With the yen at its weakest against most major currencies since the early 1990s (and effectively even weaker still in real terms as the yen of the early 1990s carried far greater purchasing power than the yen of the 2020s), tourists are predicted to flock back into Japan.
Japan is one of the world’s great tourist destinations and it is Kangaeroo’s belief that the hospitality of many Japanese people show toward tourists make it this way. Japan has an extremely well-deserved reputation for being hospitable toward visitors, and that was also Kangaeroo’s experience.
People are expected to come to the Japanese wonderland to see such treats as the mix of ancient and modern traditions, the neon-lit cities, the amazing food, incredible trains, anime, manga, J-Pop and all sorts of delights.
Things have kinda changed since Kangaeroo first came here, though. In those days, the selling point was the exoticism of Japan, especially its women, and the marketing was highly sexualized in a manner unthinkable in today’s prissy age of political correctness.
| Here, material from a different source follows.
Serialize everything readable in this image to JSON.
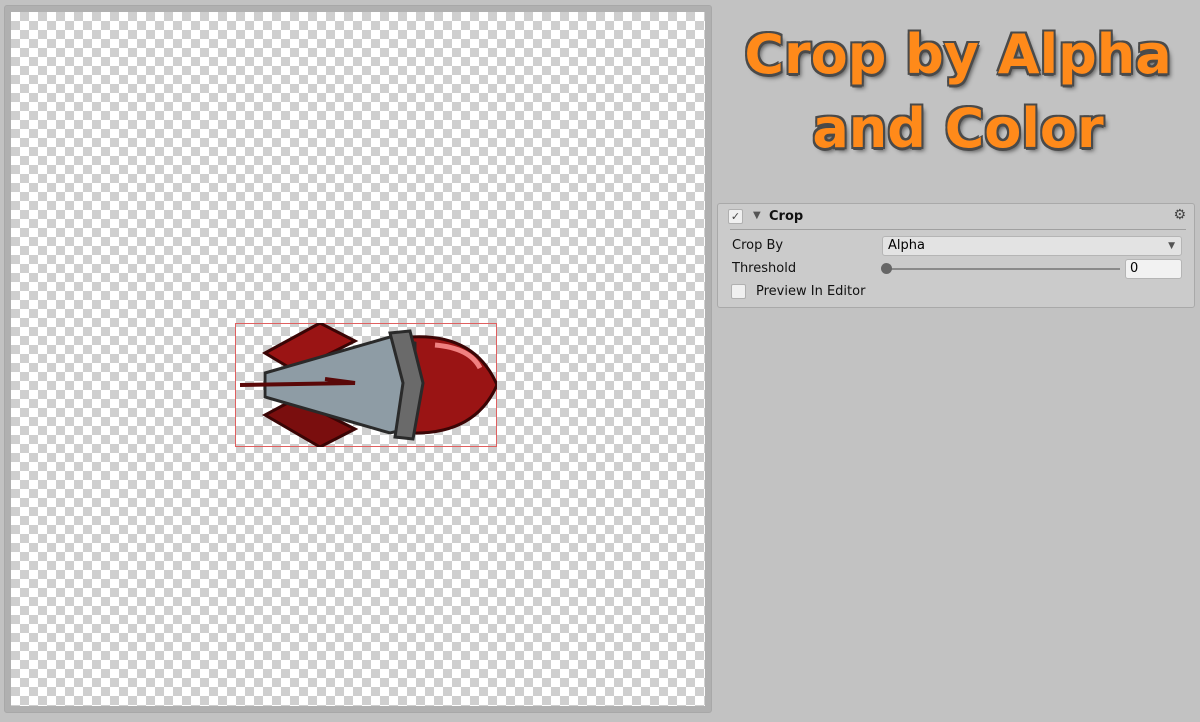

Back in the day, Japan was plugged as being the homeland of topless pearl divers and geisha girls.
MSA Airlines, the forerunner of today’s Singapore Airlines and Malaysian Airlines, tried in an October 1968 advertisement to entice tourists to the Land of the Rising Sun by saying, “Imagine yourself…in Tokyo, where extravagant floorshows are staged in lavish nightclubs and the precise rituals of a geisha part can be seen in many restaurants.” Imagine yourself nowadays if you tried to sell travel with a line like that? (Or even worse, what they said about Hong Kong, where you could be: “Wandering ‘the world of Suzie Wong’ with its brilliant neon lights beckoning you to sample the exciting nightlife.” Definitely a case of mixing up what’s Wong and what’s right.)